(a) Suppose a new patient with the following values arrives:
lcavol = 1.45000, lweight = 3.59801, age = 63.00000, lbph = 0.30010,
svi = 0.00000, lcp = -0.79851, gleason = 7.00000, pgg45 = 15.00000.
Predict the lpsa for this patient along with an appropriate 95% prediction interval.
(b) Repeat the questions in (a) for a patient with the same values except that he is age 20. Explain why the prediction interval is wider.
(c) For the model of the previous question, remove all the predictors that are not significant at the 5% level. Using the reduced model recompute the predictions for the x values given in the previous questions (a) and (b). Are the new prediction intervals wider or narrower than in parts (a) and (b)? Which predictions would you prefer? Explain.
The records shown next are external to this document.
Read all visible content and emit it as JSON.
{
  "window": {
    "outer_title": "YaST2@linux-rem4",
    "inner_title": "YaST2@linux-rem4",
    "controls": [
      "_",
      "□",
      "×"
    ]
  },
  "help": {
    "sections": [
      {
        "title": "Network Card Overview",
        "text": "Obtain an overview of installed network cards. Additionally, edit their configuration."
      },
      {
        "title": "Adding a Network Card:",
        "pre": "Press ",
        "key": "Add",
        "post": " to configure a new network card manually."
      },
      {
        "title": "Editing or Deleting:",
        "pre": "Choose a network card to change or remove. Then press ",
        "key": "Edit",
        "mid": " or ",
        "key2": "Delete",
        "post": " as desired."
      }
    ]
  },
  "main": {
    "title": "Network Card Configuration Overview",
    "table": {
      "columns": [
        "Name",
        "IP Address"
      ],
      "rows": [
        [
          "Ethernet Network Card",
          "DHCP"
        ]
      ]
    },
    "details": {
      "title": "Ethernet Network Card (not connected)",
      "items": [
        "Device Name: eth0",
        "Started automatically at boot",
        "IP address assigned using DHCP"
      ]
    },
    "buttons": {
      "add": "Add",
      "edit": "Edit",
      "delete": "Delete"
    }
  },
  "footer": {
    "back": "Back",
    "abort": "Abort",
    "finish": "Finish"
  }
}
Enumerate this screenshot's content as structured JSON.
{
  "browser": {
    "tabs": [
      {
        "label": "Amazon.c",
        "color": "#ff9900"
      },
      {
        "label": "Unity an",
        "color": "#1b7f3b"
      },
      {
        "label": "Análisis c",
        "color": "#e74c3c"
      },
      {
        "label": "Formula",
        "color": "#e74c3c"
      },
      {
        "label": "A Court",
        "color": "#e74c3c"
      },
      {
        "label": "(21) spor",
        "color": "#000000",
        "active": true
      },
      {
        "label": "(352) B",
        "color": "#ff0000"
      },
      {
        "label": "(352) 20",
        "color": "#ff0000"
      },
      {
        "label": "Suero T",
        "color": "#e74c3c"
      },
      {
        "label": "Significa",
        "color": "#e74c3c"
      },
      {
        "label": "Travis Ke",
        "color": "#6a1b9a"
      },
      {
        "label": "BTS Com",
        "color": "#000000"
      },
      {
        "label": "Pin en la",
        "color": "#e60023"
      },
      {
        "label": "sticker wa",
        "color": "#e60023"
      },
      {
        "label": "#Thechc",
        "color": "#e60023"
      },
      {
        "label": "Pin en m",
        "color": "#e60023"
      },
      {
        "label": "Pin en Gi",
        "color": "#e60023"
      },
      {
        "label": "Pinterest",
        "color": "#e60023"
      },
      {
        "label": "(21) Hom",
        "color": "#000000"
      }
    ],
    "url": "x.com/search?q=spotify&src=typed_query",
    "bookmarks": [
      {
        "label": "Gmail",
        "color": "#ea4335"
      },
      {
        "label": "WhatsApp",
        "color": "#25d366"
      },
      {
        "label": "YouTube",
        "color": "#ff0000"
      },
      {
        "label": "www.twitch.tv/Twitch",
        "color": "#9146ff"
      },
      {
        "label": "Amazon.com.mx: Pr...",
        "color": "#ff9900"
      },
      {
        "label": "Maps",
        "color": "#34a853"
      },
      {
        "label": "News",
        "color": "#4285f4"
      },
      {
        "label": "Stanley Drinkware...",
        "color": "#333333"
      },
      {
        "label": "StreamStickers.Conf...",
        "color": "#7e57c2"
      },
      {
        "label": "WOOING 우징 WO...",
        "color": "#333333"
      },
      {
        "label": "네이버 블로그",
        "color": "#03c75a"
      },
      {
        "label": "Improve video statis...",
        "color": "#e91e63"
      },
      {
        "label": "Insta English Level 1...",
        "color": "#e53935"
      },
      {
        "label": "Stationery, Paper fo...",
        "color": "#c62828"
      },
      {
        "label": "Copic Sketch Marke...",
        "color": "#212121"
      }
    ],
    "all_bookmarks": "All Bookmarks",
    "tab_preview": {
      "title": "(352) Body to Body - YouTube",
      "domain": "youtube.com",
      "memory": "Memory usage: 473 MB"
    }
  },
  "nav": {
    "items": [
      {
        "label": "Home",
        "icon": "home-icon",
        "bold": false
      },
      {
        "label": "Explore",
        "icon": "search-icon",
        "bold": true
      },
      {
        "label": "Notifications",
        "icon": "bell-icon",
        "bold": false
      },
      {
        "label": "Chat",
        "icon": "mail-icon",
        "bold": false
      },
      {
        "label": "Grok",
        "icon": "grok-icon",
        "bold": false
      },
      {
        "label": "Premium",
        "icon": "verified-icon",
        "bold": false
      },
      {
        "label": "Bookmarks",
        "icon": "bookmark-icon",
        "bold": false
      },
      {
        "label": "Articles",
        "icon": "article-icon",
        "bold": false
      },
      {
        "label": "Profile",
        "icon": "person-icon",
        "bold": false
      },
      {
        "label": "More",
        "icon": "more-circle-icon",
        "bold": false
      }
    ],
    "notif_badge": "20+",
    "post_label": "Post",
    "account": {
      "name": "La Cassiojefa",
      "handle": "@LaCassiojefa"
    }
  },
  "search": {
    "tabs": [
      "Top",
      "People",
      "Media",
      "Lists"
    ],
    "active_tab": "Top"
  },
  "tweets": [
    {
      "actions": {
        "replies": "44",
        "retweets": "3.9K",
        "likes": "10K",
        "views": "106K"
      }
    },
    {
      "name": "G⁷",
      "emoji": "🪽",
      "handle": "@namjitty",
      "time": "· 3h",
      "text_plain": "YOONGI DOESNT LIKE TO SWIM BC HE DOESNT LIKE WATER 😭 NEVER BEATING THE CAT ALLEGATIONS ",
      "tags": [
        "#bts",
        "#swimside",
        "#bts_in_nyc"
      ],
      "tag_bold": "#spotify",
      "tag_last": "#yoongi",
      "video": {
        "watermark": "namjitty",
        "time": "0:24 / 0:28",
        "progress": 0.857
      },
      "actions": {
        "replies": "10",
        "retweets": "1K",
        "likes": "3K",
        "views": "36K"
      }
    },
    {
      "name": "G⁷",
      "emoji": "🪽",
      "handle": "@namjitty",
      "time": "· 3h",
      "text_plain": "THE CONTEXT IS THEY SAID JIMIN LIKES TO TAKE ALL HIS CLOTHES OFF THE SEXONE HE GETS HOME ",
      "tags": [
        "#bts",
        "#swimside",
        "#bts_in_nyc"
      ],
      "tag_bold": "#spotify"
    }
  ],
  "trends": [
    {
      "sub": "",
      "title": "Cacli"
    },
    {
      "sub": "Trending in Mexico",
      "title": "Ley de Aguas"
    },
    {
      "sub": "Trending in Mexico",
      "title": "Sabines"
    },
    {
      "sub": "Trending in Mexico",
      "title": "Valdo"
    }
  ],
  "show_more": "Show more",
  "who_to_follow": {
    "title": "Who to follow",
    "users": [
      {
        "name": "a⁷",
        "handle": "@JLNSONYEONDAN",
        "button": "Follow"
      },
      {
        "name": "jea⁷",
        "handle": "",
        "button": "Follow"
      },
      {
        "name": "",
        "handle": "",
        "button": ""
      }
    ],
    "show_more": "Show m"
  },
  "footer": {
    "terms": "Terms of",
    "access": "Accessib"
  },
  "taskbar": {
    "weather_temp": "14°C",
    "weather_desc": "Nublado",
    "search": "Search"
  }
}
Question 2. Using the swiss data set, fit a model with Fertility as the response and all of the other variables as predictors. Answer the following.
(a) Produce a plot of the internally Studentized residuals ri versus the ordinary (least squares) residuals εˆi. (Show R code.)
(b) The points in this plot do not exactly fall on a straight line. Briefly explain why. [ Hint: What is the formula for the internally Studentized residuals? ]
(c) List the externally Studentized residuals ti (which are used as test statistics in the Mean Shift Test).
(d) Perform the Mean Shift Test without Bonferroni adjustment, using α = 0.05. Which provinces are identified as outliers?
(e) Perform the Mean Shift Test with Bonferroni adjustment, using α = 0.05. Which provinces are identified as outliers?
Question 3. Using the eco data set, fit a model with home as the response and all of the other variables as predictors. Answer the following parts.
In parts (b) through (g), you should draw a specific conclusion and clearly refer to the diagnostic tool(s) (plots or statistics) you used to draw your conclusion.
(a) Produce the four default diagnostic plots given by R.
(b) Using an appropriate diagnostic plot, check the functional form of the relationship between the mean response and the predictors.
(c) Check the assumption of constant variance.
(d) What is the largest (most positive) least-squares residual value? What is the smallest (most negative) least-squares residual value?
(e) Which observation has the greatest leverage value?
(f) Check for outliers. (You may use diagnostic plots - a formal test is not necessary.)
(g) Check for influential points.
Question 4. Using R, produce a grid of 9 normal probability plots (qqnorm) for samples of size n = 50 simulated independently from a geometric distribution with parameter prob equal to 0.4.
(Refer to the last section of the Diagnostics in Linear Regression slides. Use the R function rgeom to simulate from the geometric distribution.)
(a) Display your plots and the R code you used to produce them.
(b) Describe two distinct ways in which these plots tend to differ in appearance from what you would expect for normally-distributed data.